Lessons from the Trail
Online Exclusive » What metro newspapers can learn from Barack Obama’s victory
By Phyllis Kaniss
Phyllis Kaniss (email@example.com), author of “Making Local News” and “The Media and the Mayor’s Race,” teaches at the Annenberg School for Communication at the University of Pennsylvania.
The day after Barack Obama's election, it was as if Americans had suddenly rediscovered the worth of newspapers, as people everywhere clamored to get their hands on a commemorative front page heralding the election of the nation's first African American President.
After months of depressing news of steep declines in circulation and advertising revenues--capped off by word that the Christian Science Monitor was abandoning its print product — the record newsstand sales had to hearten newspaper management. But if those running the show were wise, they might see deeper implications of Obama's victory for their long-term survival. Among the lessons they might consider:
• The suburbs are in play and realigning with cities. Barack Obama won in large part because many suburbanites turned away from the Republican Party and joined city dwellers to vote Democratic. For three decades, metropolitan newspapers have struggled in their efforts to capture affluent suburban residents living in small, fragmented political jurisdictions with waning interest in the central city. They have mostly been unsuccessful, whether experimenting with zoned editions that tried to compete with suburban papers or when turning their backs entirely on the dismal news of their struggling cities.
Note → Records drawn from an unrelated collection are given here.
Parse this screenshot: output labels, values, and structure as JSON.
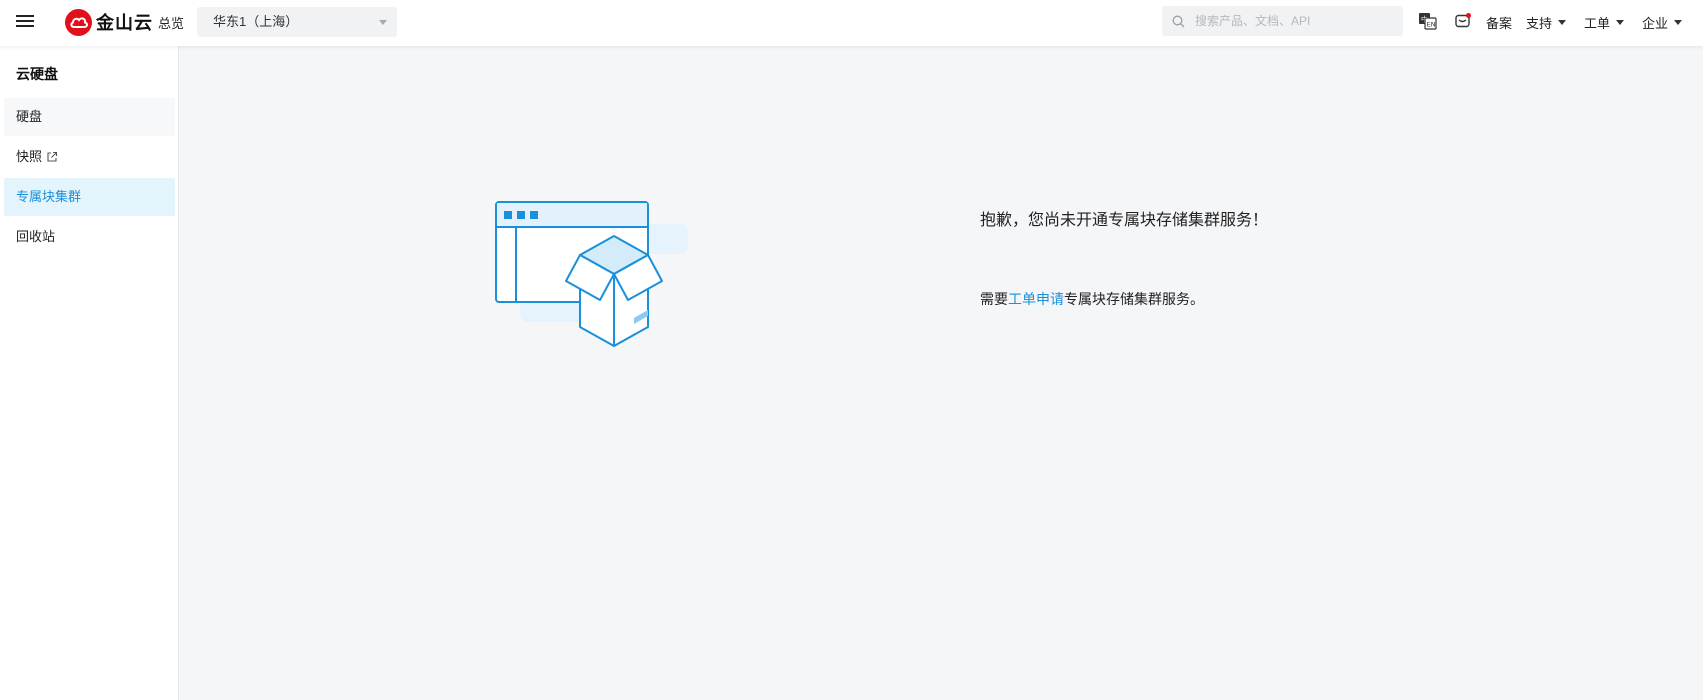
{
  "header": {
    "logo_text": "金山云",
    "overview_label": "总览",
    "region_value": "华东1（上海）",
    "search_placeholder": "搜索产品、文档、API",
    "beian_label": "备案",
    "support_label": "支持",
    "ticket_label": "工单",
    "enterprise_label": "企业",
    "brand_color": "#e1101a"
  },
  "sidebar": {
    "title": "云硬盘",
    "items": [
      {
        "label": "硬盘"
      },
      {
        "label": "快照",
        "external": true
      },
      {
        "label": "专属块集群",
        "active": true
      },
      {
        "label": "回收站"
      }
    ],
    "active_color": "#1a8fdc"
  },
  "main": {
    "title": "抱歉，您尚未开通专属块存储集群服务！",
    "body_prefix": "需要",
    "body_link": "工单申请",
    "body_suffix": "专属块存储集群服务。",
    "link_color": "#1a8fdc"
  }
}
But the campaign showed that there might be some real common threads uniting city and suburb.
While Sarah Palin extolled the virtues of "small town America," Obama succeeded by speaking to the 83 percent of Americans now living in metropolitan areas, addressing issues that increasingly cut across urban-suburban borders. As scholars at a recent University of Pennsylvania conference on the New American City pointed out, downtown resurgence has been matched by a growing interdependence of city and suburban economies. Going forward, there is likely to be acute interest in the localized impacts of the new president's policy agenda, from new infrastructure investment to aid for struggling state and local governments. Metro newspapers are uniquely situated to cover such regional issues.
• New media can build personal relationships that boost engagement. Campaign Web sites have been around since the early 1990s, but the Obama campaign did not simply wait for people to come to them. Instead, they built sophisticated databases and used e-mail, text messages and social networking tools to reach out to potential donors, volunteers and voters. At relatively low cost, they were able to build the kind of personal, trusted relationships that newspapers will need to survive in the 21st century. The campaign's new-media outreach was marked by timeliness (witness an e-mail from the president-elect sent minutes after he delivered his acceptance speech) and the extensive use of video (from campaign appearances, ads and debate clips.) Metro newspapers need to fully embrace both techniques: working with their reporters to understand the importance of teaming constantly updated, up-to-the-minute news with video clips posted on their Web sites. Although they have yet to fully realize it, metro newspapers for the first time have the capability to challenge their closest competitors, by becoming, in effect, local TV newscasts with brains.
• Entertainment can be a lure, but not a substitute, for serious ideas. Few viral videos in the 2008 campaign got as much attention as the will.i.am mashup of "Yes, we can," with dozens of performers singing in support of Barack Obama. While the music was a draw, what made the video a success was the use of words from Obama's actual speeches. As newspaper Web sites celebrate features stories for their ability to garner unique visits and increase "site stickiness," they cannot abandon their core mission of communicating local news that matters. The election and the economic crisis have caused Americans to attend to policy issues as never before. Newspapers now need to keep them in the tent.
• Revenue can be raised from the little guys as well as the big guys. The Obama campaign surprised many jaded political observers by raising an eye-popping amount of money online from small donors. Metro newspapers, looking to boost online advertising revenue to replace classifieds fleeing for craigslist and the disappearing department store display ads, have tended to overlook smaller local advertisers. Many continue to try to bundle ads for their print product with online targets, pricing out the little guy. There is no reason why local online advertising cannot be expanded by new approaches that target smaller sources in new ways, to capture more of a growing local online advertising buy.
• Volunteers can further your mission. A final lesson of Election 2008 is that the efforts of a highly-skilled paid staff can be enhanced with the help of eager volunteers. Cash-strapped metropolitan newspapers need to be more creative in forging strategic partnerships to generate local news content, enabling them to pursue the kind of watchdog journalism that requires professionals. This strategy should include everything from linking to suburban bloggers and other hyperlocal citizen-generated content to encouraging local foundations and universities to produce compelling research on the city and the region that might serve as source material for time-pressed reporters.
In the midst of an industry-wide restructuring made ever more difficult by a deepening recession, newspapers might just benefit from a little more belief that yes, they still can.